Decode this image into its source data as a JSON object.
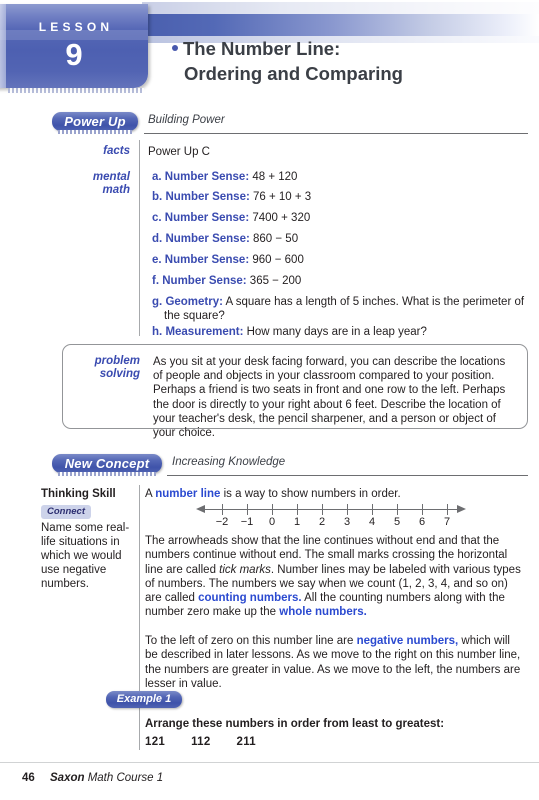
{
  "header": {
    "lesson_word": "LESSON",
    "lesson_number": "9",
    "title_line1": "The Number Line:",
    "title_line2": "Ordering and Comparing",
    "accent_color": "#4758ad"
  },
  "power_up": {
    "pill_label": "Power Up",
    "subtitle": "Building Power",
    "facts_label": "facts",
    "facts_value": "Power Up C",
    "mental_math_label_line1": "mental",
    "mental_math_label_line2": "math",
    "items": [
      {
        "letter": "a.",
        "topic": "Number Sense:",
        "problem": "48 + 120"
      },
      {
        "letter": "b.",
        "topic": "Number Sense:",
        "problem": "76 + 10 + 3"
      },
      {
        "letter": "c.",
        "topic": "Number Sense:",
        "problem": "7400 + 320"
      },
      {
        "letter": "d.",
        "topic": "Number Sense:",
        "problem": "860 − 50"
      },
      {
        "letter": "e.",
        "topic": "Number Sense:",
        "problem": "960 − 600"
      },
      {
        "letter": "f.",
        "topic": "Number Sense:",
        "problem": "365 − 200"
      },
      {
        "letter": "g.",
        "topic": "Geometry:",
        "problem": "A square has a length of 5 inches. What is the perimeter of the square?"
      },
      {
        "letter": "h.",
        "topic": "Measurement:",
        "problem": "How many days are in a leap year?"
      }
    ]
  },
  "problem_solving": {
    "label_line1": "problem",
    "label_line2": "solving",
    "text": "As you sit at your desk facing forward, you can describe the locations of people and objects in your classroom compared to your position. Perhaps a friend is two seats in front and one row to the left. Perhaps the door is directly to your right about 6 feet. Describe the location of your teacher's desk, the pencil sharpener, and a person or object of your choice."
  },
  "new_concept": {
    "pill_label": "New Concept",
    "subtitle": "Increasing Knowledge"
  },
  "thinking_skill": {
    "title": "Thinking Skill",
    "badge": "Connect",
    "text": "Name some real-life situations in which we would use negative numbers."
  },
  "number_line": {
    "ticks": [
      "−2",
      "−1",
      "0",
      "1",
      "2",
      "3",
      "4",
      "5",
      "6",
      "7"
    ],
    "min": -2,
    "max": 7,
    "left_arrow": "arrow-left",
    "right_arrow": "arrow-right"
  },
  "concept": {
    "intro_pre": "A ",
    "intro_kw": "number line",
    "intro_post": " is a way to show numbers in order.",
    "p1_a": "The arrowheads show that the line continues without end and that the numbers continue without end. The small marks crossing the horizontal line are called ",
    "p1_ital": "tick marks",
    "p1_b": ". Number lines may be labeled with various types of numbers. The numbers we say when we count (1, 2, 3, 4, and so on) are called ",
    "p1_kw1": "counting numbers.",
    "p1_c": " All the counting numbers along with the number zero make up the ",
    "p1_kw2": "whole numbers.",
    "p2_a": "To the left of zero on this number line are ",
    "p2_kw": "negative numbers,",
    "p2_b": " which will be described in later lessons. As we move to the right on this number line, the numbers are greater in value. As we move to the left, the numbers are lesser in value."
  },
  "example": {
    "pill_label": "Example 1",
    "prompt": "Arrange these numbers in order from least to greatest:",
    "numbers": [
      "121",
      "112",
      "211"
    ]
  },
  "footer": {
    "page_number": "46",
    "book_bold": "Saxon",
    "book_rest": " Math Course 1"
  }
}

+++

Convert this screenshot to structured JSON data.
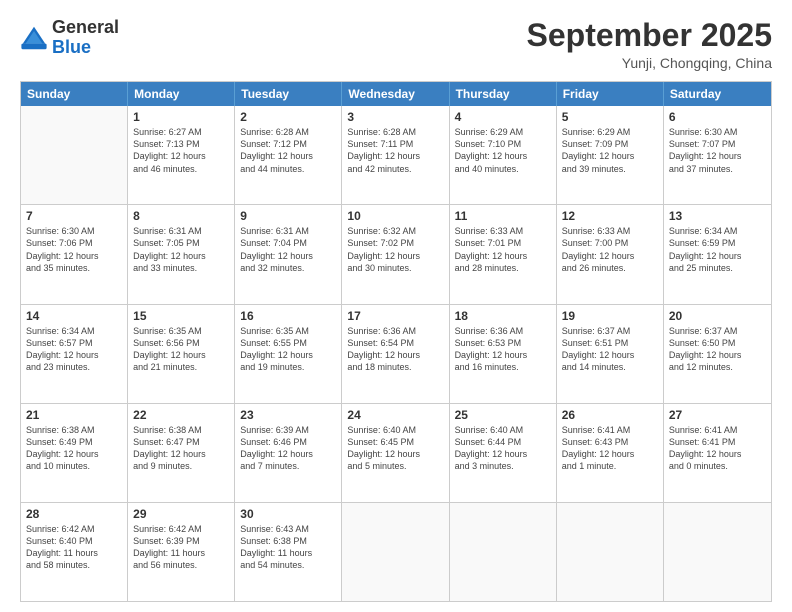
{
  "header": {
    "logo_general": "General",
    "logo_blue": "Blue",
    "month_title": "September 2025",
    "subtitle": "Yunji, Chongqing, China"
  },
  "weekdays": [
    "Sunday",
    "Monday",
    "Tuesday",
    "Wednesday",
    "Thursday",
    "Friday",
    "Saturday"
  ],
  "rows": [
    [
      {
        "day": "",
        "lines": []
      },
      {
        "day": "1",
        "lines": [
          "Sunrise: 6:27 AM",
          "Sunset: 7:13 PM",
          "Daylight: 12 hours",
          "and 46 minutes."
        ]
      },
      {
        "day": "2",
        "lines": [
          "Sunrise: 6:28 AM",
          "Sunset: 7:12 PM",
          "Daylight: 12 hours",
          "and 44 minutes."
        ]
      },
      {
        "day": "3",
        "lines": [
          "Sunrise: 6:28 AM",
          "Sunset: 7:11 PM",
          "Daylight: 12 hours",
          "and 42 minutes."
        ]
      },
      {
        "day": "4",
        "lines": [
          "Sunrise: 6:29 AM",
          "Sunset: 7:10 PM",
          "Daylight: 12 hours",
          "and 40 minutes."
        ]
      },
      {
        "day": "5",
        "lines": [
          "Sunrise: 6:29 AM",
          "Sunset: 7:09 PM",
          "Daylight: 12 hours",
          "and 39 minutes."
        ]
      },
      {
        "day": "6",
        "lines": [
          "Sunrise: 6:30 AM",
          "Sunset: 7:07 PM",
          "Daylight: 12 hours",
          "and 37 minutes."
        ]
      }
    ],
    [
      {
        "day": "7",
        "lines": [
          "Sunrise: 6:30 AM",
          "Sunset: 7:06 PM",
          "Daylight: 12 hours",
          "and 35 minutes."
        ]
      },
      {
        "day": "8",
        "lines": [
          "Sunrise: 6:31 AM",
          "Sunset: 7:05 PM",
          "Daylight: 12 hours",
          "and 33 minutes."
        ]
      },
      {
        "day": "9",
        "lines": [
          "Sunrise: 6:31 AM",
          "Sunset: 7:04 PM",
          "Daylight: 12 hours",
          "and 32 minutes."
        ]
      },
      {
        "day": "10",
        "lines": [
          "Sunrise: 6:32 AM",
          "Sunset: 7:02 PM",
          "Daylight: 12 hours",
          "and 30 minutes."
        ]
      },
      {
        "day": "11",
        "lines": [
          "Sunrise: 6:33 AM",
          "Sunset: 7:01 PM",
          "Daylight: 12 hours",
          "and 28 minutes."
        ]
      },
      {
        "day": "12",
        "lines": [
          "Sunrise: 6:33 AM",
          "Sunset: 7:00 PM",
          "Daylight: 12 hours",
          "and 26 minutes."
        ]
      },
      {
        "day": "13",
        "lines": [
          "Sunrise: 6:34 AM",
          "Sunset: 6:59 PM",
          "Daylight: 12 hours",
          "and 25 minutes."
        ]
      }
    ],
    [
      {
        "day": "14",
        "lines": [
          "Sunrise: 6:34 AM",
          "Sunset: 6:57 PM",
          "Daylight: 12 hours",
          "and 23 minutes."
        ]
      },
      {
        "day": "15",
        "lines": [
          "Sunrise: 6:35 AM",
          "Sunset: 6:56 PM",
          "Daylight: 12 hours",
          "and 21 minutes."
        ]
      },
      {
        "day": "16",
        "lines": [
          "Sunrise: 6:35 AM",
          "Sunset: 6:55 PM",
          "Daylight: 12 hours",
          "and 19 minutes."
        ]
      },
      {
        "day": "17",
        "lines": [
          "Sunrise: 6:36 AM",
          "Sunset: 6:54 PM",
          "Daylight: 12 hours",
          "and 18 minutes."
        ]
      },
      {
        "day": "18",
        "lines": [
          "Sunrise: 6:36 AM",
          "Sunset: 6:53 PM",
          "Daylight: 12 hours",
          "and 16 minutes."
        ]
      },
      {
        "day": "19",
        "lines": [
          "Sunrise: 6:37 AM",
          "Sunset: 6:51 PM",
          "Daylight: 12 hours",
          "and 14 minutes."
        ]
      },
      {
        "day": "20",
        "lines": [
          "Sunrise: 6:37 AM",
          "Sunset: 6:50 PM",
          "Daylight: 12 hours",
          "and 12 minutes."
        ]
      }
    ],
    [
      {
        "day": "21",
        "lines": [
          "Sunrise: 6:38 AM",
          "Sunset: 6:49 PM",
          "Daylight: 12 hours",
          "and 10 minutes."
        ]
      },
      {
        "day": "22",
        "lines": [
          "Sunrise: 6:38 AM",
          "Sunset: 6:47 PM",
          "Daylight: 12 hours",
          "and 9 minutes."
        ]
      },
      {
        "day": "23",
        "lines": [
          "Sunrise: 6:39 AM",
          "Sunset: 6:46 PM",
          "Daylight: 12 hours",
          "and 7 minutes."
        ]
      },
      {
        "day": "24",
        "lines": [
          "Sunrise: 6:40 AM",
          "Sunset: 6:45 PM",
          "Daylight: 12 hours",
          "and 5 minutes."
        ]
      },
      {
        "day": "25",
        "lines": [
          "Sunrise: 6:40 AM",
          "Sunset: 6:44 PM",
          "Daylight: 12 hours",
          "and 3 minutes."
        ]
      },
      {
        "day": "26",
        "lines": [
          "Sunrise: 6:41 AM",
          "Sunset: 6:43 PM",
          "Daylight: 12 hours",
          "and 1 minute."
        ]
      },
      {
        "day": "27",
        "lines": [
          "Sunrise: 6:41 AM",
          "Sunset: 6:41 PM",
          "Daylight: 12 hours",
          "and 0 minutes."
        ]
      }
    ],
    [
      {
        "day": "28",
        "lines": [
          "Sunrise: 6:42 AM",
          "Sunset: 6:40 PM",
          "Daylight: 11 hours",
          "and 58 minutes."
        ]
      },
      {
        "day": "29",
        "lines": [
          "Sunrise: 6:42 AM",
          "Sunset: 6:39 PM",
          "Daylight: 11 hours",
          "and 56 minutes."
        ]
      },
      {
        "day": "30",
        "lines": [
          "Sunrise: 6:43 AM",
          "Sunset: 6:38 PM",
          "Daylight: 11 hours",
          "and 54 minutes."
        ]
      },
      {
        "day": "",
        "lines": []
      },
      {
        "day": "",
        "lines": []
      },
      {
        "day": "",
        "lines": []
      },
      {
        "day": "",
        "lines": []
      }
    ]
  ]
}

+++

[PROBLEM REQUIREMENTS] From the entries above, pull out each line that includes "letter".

[EXERCISE OUTPUT]
        "letter": "a.",
        "letter": "b.",
        "letter": "c.",
        "letter": "d.",
        "letter": "e.",
        "letter": "f.",
        "letter": "g.",
        "letter": "h.",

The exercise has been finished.